Word of warning, my sense of humour is fairly childish, if you like your comedy clever and subtle then move right along! Written, produced, and directed by Seth MacFarlane (creator of Family Guy and American Dad!) the humour ranges from clever observational comedy, to slapstick, right down to overly gratuitous potty humour. If you caught his first live action film the 2012 smash hit Ted you will have some idea of what to expect.

There is some guffaw out loud dialogue, some brilliant visual gags (I loved the woolly sheep), a hilarious song and dance number (lead by Neil Patrick Harris, playing Barney Stinson a la 1882), and a drug induced animated sequence complete with dancing animated sheep!

There is also “a lot” of toilet humour, too much to allow for a great film. And some unashamed racism, although done for comic effect, is unnecessary and uncomfortable. It jumped between brilliantly clever comedy and gross cringe in your seat comedy too many times to achieve the kind of balance the true greats, like the original “Hangover“, pull off.

That said my wife and I chuckled quietly most of the way through, the film is carried by a great cast, and I won’t spoil the cameo by one of the greatest film trilogies ever made!

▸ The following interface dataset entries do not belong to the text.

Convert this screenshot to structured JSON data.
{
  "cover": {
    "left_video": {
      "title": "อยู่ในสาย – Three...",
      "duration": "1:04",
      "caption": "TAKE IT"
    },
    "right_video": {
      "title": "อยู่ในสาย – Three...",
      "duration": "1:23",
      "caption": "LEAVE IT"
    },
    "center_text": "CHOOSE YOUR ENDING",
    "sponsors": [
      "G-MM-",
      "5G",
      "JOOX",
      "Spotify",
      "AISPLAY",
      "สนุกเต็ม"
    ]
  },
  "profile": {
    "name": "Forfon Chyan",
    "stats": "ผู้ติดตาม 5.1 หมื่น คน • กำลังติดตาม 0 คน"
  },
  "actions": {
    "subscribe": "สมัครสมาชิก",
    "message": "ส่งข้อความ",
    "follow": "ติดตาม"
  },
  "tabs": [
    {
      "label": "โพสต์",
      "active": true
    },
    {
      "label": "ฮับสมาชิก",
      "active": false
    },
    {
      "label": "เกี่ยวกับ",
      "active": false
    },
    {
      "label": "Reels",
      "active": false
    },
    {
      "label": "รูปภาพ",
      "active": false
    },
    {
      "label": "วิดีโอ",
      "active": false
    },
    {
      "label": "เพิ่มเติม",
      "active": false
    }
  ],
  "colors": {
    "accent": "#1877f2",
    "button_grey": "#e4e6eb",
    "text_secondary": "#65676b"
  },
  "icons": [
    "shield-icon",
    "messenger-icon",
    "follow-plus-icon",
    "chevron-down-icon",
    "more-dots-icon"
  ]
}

There are some genuine laughs to be had here but how many depends a great deal on how you take your comedy.